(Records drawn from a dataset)

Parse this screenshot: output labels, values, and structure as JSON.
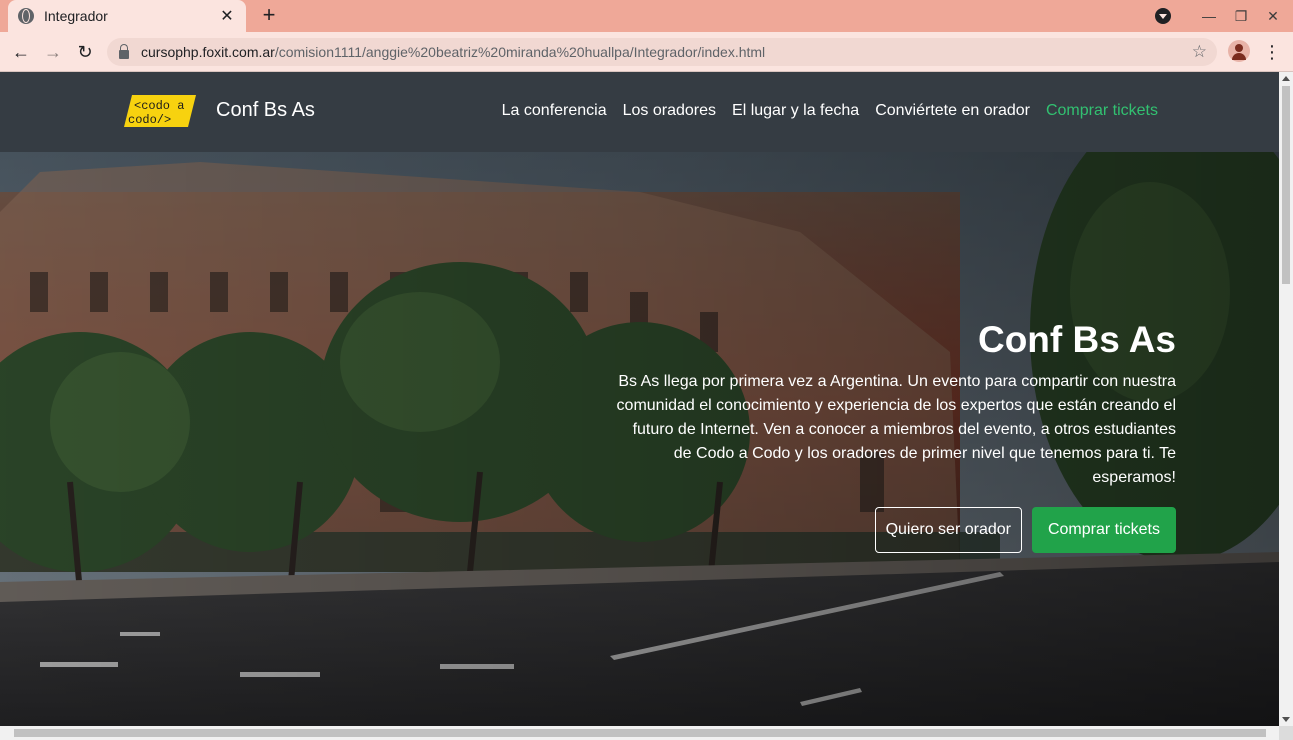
{
  "browser": {
    "tab_title": "Integrador",
    "tab_close": "✕",
    "new_tab": "+",
    "url_host": "cursophp.foxit.com.ar",
    "url_path": "/comision1111/anggie%20beatriz%20miranda%20huallpa/Integrador/index.html",
    "back": "←",
    "forward": "→",
    "reload": "↻",
    "star": "☆",
    "menu": "⋮",
    "minimize": "—",
    "restore": "❐",
    "close": "✕"
  },
  "navbar": {
    "logo_line1": "<codo a",
    "logo_line2": "codo/>",
    "brand": "Conf Bs As",
    "links": [
      "La conferencia",
      "Los oradores",
      "El lugar y la fecha",
      "Conviértete en orador",
      "Comprar tickets"
    ]
  },
  "hero": {
    "title": "Conf Bs As",
    "text": "Bs As llega por primera vez a Argentina. Un evento para compartir con nuestra comunidad el conocimiento y experiencia de los expertos que están creando el futuro de Internet. Ven a conocer a miembros del evento, a otros estudiantes de Codo a Codo y los oradores de primer nivel que tenemos para ti. Te esperamos!",
    "btn_speaker": "Quiero ser orador",
    "btn_tickets": "Comprar tickets"
  },
  "colors": {
    "tabbar": "#efa898",
    "navbar": "#353c43",
    "accent_green": "#21a34a",
    "link_green": "#32c171",
    "logo_yellow": "#f7d20f"
  }
}
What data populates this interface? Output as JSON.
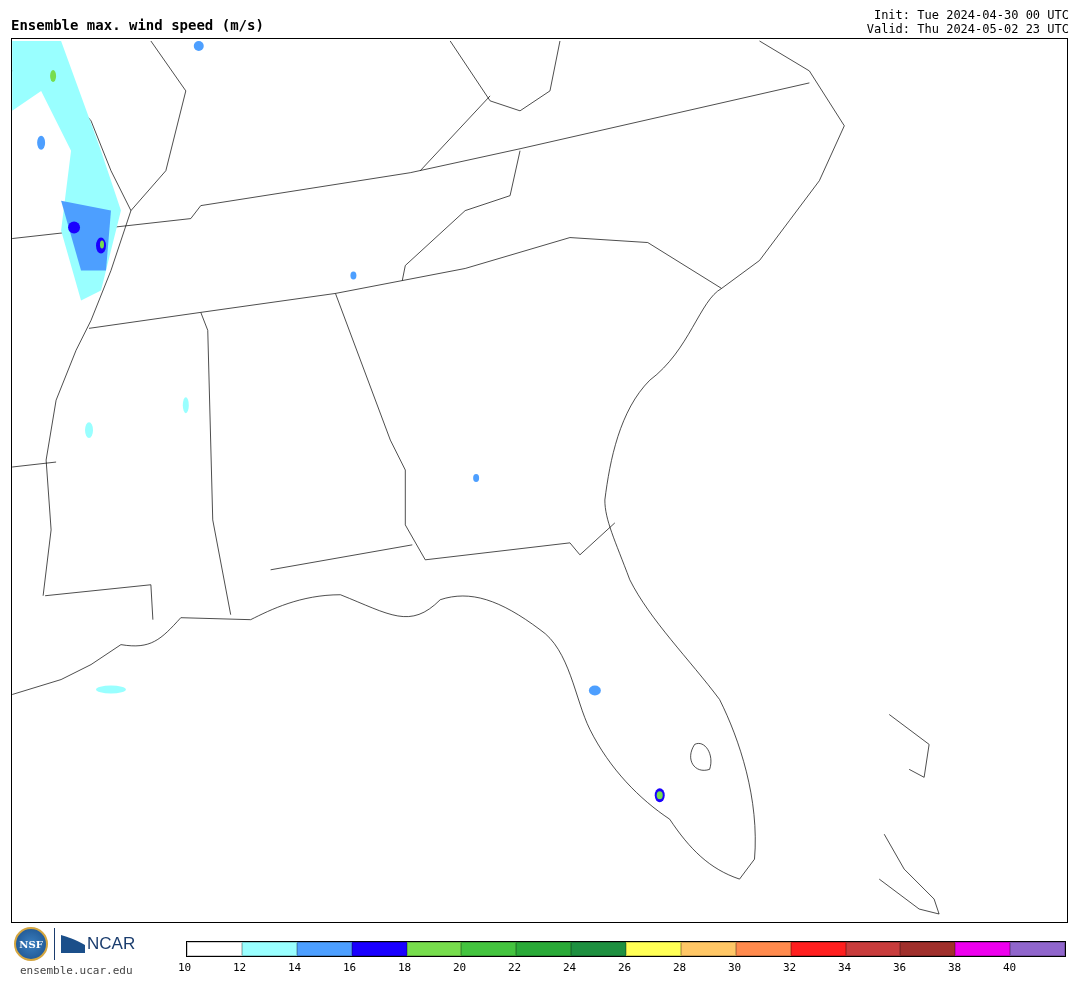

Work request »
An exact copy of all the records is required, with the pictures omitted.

Task answer »
Parse this screenshot: output labels, values, and structure as JSON.
{
  "browser": {
    "tab_title": "Integrador",
    "tab_close": "✕",
    "new_tab": "+",
    "url_host": "cursophp.foxit.com.ar",
    "url_path": "/comision1111/anggie%20beatriz%20miranda%20huallpa/Integrador/index.html",
    "back": "←",
    "forward": "→",
    "reload": "↻",
    "star": "☆",
    "menu": "⋮",
    "minimize": "—",
    "restore": "❐",
    "close": "✕"
  },
  "navbar": {
    "logo_line1": "<codo a",
    "logo_line2": "codo/>",
    "brand": "Conf Bs As",
    "links": [
      "La conferencia",
      "Los oradores",
      "El lugar y la fecha",
      "Conviértete en orador",
      "Comprar tickets"
    ]
  },
  "hero": {
    "title": "Conf Bs As",
    "text": "Bs As llega por primera vez a Argentina. Un evento para compartir con nuestra comunidad el conocimiento y experiencia de los expertos que están creando el futuro de Internet. Ven a conocer a miembros del evento, a otros estudiantes de Codo a Codo y los oradores de primer nivel que tenemos para ti. Te esperamos!",
    "btn_speaker": "Quiero ser orador",
    "btn_tickets": "Comprar tickets"
  },
  "colors": {
    "tabbar": "#efa898",
    "navbar": "#353c43",
    "accent_green": "#21a34a",
    "link_green": "#32c171",
    "logo_yellow": "#f7d20f"
  }
}
What data populates this interface? Output as JSON.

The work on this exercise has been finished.